Say yes to the adventure. By that I mean, don’t be scared when people invite you to go paddling, hiking, climbing, etc. I used to allow fear dictate my decisions, but one day, I decided to start saying yes. (It might have been shortly after the movie, Yes, Man came out! Haha!) I was always scared of not being good at something instead of excited to try something new. I didn’t want to embarrass myself if I looked silly in front of people or wasn’t awesome at something right away. It turns out that the outdoor community is really encouraging and celebrates you when you conquer your own personal goals. Also, now more than ever, it’s really easy to find other people who are adventuring through social media outlets and other online sources. These are great tools to connect, find groups who are getting out, and learn more about what you want to do outside. Someone once told me if you want to become good at something, surround yourself with people you look up to in that area. When I started climbing, I went with people who were climbing harder than me so I could learn from what they had already accomplished. This last year I finished my paragliding course and immediately started to fly with accomplished pilots that I really looked up to. There is a fair amount of vulnerability to step out and try new things, but when it comes to the outdoors, it will always be worth it. If you can’t find people to adventure with, also don’t be afraid to go by yourself. My favorite moments are being alone on a lake on my paddle board with a picnic for one waiting for me on the shore (two if you include Astro!)
Is there anything else you think we should know about you?

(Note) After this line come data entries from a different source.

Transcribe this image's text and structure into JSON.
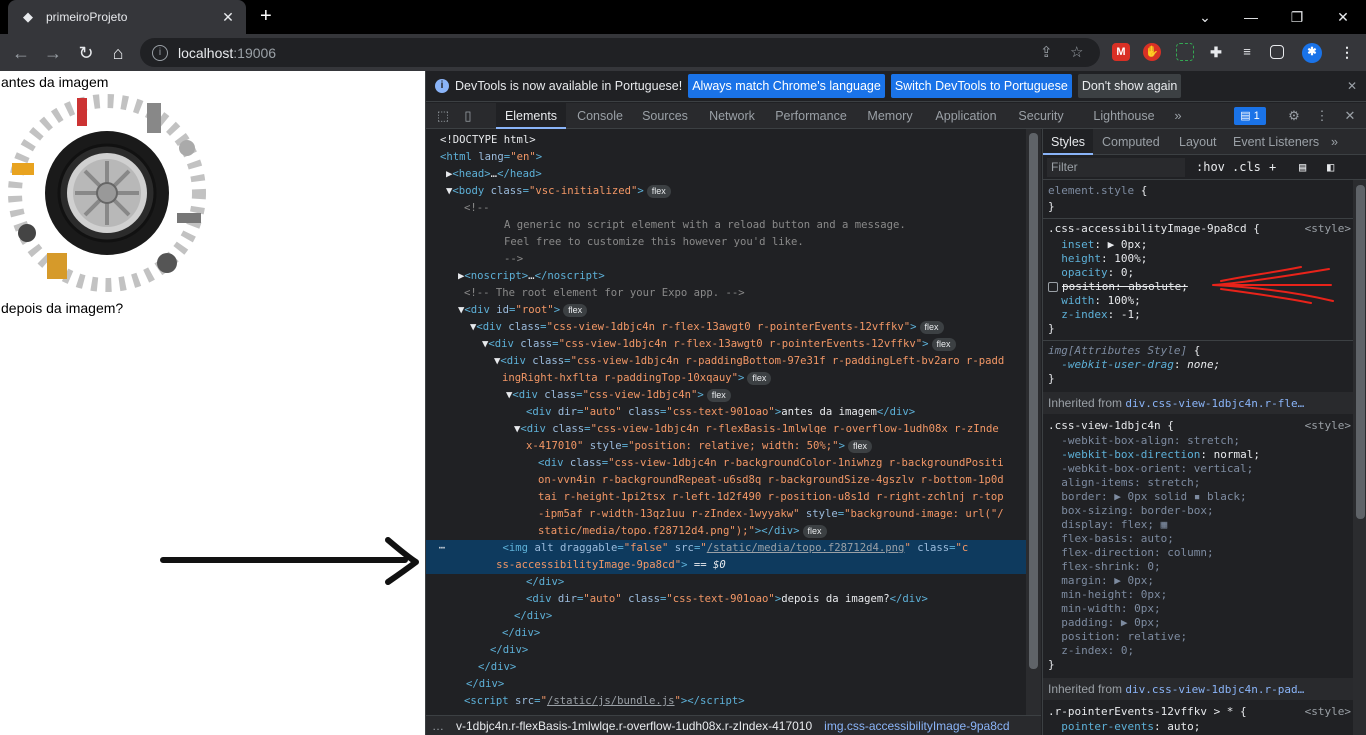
{
  "browser": {
    "tab_title": "primeiroProjeto",
    "url_host": "localhost",
    "url_port": ":19006"
  },
  "page": {
    "text_before": "antes da imagem",
    "text_after": "depois da imagem?"
  },
  "devtools": {
    "info_message": "DevTools is now available in Portuguese!",
    "btn_match": "Always match Chrome's language",
    "btn_switch": "Switch DevTools to Portuguese",
    "btn_dont_show": "Don't show again",
    "tabs": [
      "Elements",
      "Console",
      "Sources",
      "Network",
      "Performance",
      "Memory",
      "Application",
      "Security",
      "Lighthouse"
    ],
    "issues_count": "1",
    "style_tabs": [
      "Styles",
      "Computed",
      "Layout",
      "Event Listeners"
    ],
    "filter_placeholder": "Filter",
    "hov": ":hov",
    "cls": ".cls",
    "breadcrumb_1": "v-1dbjc4n.r-flexBasis-1mlwlqe.r-overflow-1udh08x.r-zIndex-417010",
    "breadcrumb_2": "img.css-accessibilityImage-9pa8cd",
    "inherited_label": "Inherited from",
    "inherited_1": "div.css-view-1dbjc4n.r-fle…",
    "inherited_2": "div.css-view-1dbjc4n.r-pad…",
    "style_source": "<style>"
  }
}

I would encourage people to put down their electronic devices and get outside. The one thing I love about paddling is that I don’t bring my phone with me - I don’t want to get a waterproof case for it because I don’t need it with me. Getting outside has a way of cleansing the busyness of life and allowing yourself to refill. I’m thankful there isn’t phone service in many of the mountain ranges I adventure in. I don’t need that distraction. Exploring nature’s playground has allowed me to discover who I am and what really matters in life. For example, it took being stuck in the Himalayas during Nepal’s largest earthquake in almost a century to propel me into humanitarian work which is something I’ve always been passionate about, but never knew how to get out of my ‘Western comforts’ to act on it. Since then I have been back to Nepal 6 times in two years using my passion for the outdoors to draw me to a people group deep in the mountains. These people that I come to help, have taught me more about myself than any class or book. It’s the experience of being present and real, just like being outside, that changes your whole being.